*WORK TASK*: Repeat the whole listing exactly as written.

···

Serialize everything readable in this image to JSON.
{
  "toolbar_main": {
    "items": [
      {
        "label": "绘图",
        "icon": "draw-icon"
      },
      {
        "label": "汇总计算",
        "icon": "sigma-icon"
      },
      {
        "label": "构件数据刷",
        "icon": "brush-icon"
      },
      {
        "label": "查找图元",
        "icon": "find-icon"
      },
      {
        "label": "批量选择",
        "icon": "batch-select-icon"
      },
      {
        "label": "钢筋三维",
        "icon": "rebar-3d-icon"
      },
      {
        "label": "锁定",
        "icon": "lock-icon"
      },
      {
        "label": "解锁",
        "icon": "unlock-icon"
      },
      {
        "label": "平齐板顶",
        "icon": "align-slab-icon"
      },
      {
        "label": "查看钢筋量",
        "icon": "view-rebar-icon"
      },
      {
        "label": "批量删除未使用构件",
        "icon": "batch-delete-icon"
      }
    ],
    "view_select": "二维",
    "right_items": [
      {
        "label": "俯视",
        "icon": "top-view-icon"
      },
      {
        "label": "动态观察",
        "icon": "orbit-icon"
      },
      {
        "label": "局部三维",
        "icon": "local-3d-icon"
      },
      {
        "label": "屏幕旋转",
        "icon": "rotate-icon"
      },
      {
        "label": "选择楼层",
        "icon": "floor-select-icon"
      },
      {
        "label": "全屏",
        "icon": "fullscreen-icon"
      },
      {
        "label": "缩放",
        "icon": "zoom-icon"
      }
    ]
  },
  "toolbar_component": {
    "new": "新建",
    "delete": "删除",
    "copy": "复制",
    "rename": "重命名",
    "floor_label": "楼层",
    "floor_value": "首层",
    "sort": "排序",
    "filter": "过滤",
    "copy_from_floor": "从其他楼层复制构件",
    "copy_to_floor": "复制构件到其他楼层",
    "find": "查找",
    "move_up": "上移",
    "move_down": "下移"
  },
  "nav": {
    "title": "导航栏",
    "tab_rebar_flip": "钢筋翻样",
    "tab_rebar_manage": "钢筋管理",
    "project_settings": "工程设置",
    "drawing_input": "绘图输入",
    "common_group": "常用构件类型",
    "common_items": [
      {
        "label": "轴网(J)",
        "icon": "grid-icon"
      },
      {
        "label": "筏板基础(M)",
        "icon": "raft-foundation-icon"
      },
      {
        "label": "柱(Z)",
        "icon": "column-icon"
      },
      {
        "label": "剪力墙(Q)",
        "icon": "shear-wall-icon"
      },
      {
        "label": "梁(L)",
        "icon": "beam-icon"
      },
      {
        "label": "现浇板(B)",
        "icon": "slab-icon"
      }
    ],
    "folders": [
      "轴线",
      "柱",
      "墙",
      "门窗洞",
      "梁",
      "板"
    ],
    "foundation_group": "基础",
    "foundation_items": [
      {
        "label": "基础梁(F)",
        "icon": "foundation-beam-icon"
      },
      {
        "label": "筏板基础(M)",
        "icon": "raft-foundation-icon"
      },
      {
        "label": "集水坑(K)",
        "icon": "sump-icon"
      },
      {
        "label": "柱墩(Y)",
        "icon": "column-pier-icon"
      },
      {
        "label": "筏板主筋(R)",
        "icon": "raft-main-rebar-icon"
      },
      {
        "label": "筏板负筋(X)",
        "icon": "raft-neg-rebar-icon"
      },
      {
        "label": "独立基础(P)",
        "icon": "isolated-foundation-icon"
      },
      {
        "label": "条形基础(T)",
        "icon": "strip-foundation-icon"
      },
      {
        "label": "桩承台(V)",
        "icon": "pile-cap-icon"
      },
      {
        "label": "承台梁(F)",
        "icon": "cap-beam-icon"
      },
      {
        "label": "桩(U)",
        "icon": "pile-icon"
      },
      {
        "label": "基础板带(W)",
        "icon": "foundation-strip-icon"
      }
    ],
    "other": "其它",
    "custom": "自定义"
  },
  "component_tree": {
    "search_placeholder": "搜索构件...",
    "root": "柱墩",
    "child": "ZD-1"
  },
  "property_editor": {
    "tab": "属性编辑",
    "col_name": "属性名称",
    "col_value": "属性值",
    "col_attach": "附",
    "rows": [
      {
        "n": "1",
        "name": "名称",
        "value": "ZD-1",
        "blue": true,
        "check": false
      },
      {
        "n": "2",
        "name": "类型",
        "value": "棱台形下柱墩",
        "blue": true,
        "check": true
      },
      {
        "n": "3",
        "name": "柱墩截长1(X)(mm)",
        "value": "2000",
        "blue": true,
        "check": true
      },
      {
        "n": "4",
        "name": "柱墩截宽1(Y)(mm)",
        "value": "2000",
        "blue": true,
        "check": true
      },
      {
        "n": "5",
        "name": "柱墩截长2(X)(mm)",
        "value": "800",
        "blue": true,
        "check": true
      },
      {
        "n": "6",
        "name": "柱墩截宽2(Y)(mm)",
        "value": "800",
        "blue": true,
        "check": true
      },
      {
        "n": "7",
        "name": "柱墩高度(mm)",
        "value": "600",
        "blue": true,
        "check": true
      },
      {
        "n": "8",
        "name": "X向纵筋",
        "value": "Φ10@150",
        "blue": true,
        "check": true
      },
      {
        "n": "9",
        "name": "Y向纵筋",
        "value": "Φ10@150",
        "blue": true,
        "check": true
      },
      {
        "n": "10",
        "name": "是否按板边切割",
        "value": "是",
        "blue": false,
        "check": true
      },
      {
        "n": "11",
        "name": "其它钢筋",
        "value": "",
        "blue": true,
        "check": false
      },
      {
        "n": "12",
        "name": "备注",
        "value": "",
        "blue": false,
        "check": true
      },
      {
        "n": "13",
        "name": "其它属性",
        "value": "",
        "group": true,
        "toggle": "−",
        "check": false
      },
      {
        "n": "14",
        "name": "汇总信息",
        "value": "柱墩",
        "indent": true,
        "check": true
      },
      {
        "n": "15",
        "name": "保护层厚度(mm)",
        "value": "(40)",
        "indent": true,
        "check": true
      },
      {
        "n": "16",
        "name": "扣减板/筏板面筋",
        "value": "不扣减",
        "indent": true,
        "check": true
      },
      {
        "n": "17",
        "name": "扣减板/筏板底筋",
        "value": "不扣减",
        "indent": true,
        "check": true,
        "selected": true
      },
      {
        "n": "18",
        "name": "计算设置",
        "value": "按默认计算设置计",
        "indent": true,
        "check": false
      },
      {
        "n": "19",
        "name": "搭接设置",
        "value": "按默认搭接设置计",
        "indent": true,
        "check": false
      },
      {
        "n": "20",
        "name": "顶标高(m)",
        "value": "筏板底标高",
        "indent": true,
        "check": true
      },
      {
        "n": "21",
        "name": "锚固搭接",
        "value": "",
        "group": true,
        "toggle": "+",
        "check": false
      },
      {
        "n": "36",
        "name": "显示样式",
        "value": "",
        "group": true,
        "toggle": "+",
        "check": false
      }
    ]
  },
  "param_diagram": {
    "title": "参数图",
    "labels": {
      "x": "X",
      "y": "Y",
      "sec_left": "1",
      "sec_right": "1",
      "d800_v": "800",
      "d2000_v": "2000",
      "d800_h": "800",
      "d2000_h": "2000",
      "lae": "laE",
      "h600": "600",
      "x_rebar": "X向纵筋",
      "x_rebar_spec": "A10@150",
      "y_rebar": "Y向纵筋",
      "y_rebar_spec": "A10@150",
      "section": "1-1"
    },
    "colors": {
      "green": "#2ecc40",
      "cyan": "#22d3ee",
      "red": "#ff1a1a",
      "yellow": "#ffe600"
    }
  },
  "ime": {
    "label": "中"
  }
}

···

*WRITTEN SOLUTION*:
Serialize everything readable in this image to JSON.
{
  "toolbar_main": {
    "items": [
      {
        "label": "绘图",
        "icon": "draw-icon"
      },
      {
        "label": "汇总计算",
        "icon": "sigma-icon"
      },
      {
        "label": "构件数据刷",
        "icon": "brush-icon"
      },
      {
        "label": "查找图元",
        "icon": "find-icon"
      },
      {
        "label": "批量选择",
        "icon": "batch-select-icon"
      },
      {
        "label": "钢筋三维",
        "icon": "rebar-3d-icon"
      },
      {
        "label": "锁定",
        "icon": "lock-icon"
      },
      {
        "label": "解锁",
        "icon": "unlock-icon"
      },
      {
        "label": "平齐板顶",
        "icon": "align-slab-icon"
      },
      {
        "label": "查看钢筋量",
        "icon": "view-rebar-icon"
      },
      {
        "label": "批量删除未使用构件",
        "icon": "batch-delete-icon"
      }
    ],
    "view_select": "二维",
    "right_items": [
      {
        "label": "俯视",
        "icon": "top-view-icon"
      },
      {
        "label": "动态观察",
        "icon": "orbit-icon"
      },
      {
        "label": "局部三维",
        "icon": "local-3d-icon"
      },
      {
        "label": "屏幕旋转",
        "icon": "rotate-icon"
      },
      {
        "label": "选择楼层",
        "icon": "floor-select-icon"
      },
      {
        "label": "全屏",
        "icon": "fullscreen-icon"
      },
      {
        "label": "缩放",
        "icon": "zoom-icon"
      }
    ]
  },
  "toolbar_component": {
    "new": "新建",
    "delete": "删除",
    "copy": "复制",
    "rename": "重命名",
    "floor_label": "楼层",
    "floor_value": "首层",
    "sort": "排序",
    "filter": "过滤",
    "copy_from_floor": "从其他楼层复制构件",
    "copy_to_floor": "复制构件到其他楼层",
    "find": "查找",
    "move_up": "上移",
    "move_down": "下移"
  },
  "nav": {
    "title": "导航栏",
    "tab_rebar_flip": "钢筋翻样",
    "tab_rebar_manage": "钢筋管理",
    "project_settings": "工程设置",
    "drawing_input": "绘图输入",
    "common_group": "常用构件类型",
    "common_items": [
      {
        "label": "轴网(J)",
        "icon": "grid-icon"
      },
      {
        "label": "筏板基础(M)",
        "icon": "raft-foundation-icon"
      },
      {
        "label": "柱(Z)",
        "icon": "column-icon"
      },
      {
        "label": "剪力墙(Q)",
        "icon": "shear-wall-icon"
      },
      {
        "label": "梁(L)",
        "icon": "beam-icon"
      },
      {
        "label": "现浇板(B)",
        "icon": "slab-icon"
      }
    ],
    "folders": [
      "轴线",
      "柱",
      "墙",
      "门窗洞",
      "梁",
      "板"
    ],
    "foundation_group": "基础",
    "foundation_items": [
      {
        "label": "基础梁(F)",
        "icon": "foundation-beam-icon"
      },
      {
        "label": "筏板基础(M)",
        "icon": "raft-foundation-icon"
      },
      {
        "label": "集水坑(K)",
        "icon": "sump-icon"
      },
      {
        "label": "柱墩(Y)",
        "icon": "column-pier-icon"
      },
      {
        "label": "筏板主筋(R)",
        "icon": "raft-main-rebar-icon"
      },
      {
        "label": "筏板负筋(X)",
        "icon": "raft-neg-rebar-icon"
      },
      {
        "label": "独立基础(P)",
        "icon": "isolated-foundation-icon"
      },
      {
        "label": "条形基础(T)",
        "icon": "strip-foundation-icon"
      },
      {
        "label": "桩承台(V)",
        "icon": "pile-cap-icon"
      },
      {
        "label": "承台梁(F)",
        "icon": "cap-beam-icon"
      },
      {
        "label": "桩(U)",
        "icon": "pile-icon"
      },
      {
        "label": "基础板带(W)",
        "icon": "foundation-strip-icon"
      }
    ],
    "other": "其它",
    "custom": "自定义"
  },
  "component_tree": {
    "search_placeholder": "搜索构件...",
    "root": "柱墩",
    "child": "ZD-1"
  },
  "property_editor": {
    "tab": "属性编辑",
    "col_name": "属性名称",
    "col_value": "属性值",
    "col_attach": "附",
    "rows": [
      {
        "n": "1",
        "name": "名称",
        "value": "ZD-1",
        "blue": true,
        "check": false
      },
      {
        "n": "2",
        "name": "类型",
        "value": "棱台形下柱墩",
        "blue": true,
        "check": true
      },
      {
        "n": "3",
        "name": "柱墩截长1(X)(mm)",
        "value": "2000",
        "blue": true,
        "check": true
      },
      {
        "n": "4",
        "name": "柱墩截宽1(Y)(mm)",
        "value": "2000",
        "blue": true,
        "check": true
      },
      {
        "n": "5",
        "name": "柱墩截长2(X)(mm)",
        "value": "800",
        "blue": true,
        "check": true
      },
      {
        "n": "6",
        "name": "柱墩截宽2(Y)(mm)",
        "value": "800",
        "blue": true,
        "check": true
      },
      {
        "n": "7",
        "name": "柱墩高度(mm)",
        "value": "600",
        "blue": true,
        "check": true
      },
      {
        "n": "8",
        "name": "X向纵筋",
        "value": "Φ10@150",
        "blue": true,
        "check": true
      },
      {
        "n": "9",
        "name": "Y向纵筋",
        "value": "Φ10@150",
        "blue": true,
        "check": true
      },
      {
        "n": "10",
        "name": "是否按板边切割",
        "value": "是",
        "blue": false,
        "check": true
      },
      {
        "n": "11",
        "name": "其它钢筋",
        "value": "",
        "blue": true,
        "check": false
      },
      {
        "n": "12",
        "name": "备注",
        "value": "",
        "blue": false,
        "check": true
      },
      {
        "n": "13",
        "name": "其它属性",
        "value": "",
        "group": true,
        "toggle": "−",
        "check": false
      },
      {
        "n": "14",
        "name": "汇总信息",
        "value": "柱墩",
        "indent": true,
        "check": true
      },
      {
        "n": "15",
        "name": "保护层厚度(mm)",
        "value": "(40)",
        "indent": true,
        "check": true
      },
      {
        "n": "16",
        "name": "扣减板/筏板面筋",
        "value": "不扣减",
        "indent": true,
        "check": true
      },
      {
        "n": "17",
        "name": "扣减板/筏板底筋",
        "value": "不扣减",
        "indent": true,
        "check": true,
        "selected": true
      },
      {
        "n": "18",
        "name": "计算设置",
        "value": "按默认计算设置计",
        "indent": true,
        "check": false
      },
      {
        "n": "19",
        "name": "搭接设置",
        "value": "按默认搭接设置计",
        "indent": true,
        "check": false
      },
      {
        "n": "20",
        "name": "顶标高(m)",
        "value": "筏板底标高",
        "indent": true,
        "check": true
      },
      {
        "n": "21",
        "name": "锚固搭接",
        "value": "",
        "group": true,
        "toggle": "+",
        "check": false
      },
      {
        "n": "36",
        "name": "显示样式",
        "value": "",
        "group": true,
        "toggle": "+",
        "check": false
      }
    ]
  },
  "param_diagram": {
    "title": "参数图",
    "labels": {
      "x": "X",
      "y": "Y",
      "sec_left": "1",
      "sec_right": "1",
      "d800_v": "800",
      "d2000_v": "2000",
      "d800_h": "800",
      "d2000_h": "2000",
      "lae": "laE",
      "h600": "600",
      "x_rebar": "X向纵筋",
      "x_rebar_spec": "A10@150",
      "y_rebar": "Y向纵筋",
      "y_rebar_spec": "A10@150",
      "section": "1-1"
    },
    "colors": {
      "green": "#2ecc40",
      "cyan": "#22d3ee",
      "red": "#ff1a1a",
      "yellow": "#ffe600"
    }
  },
  "ime": {
    "label": "中"
  }
}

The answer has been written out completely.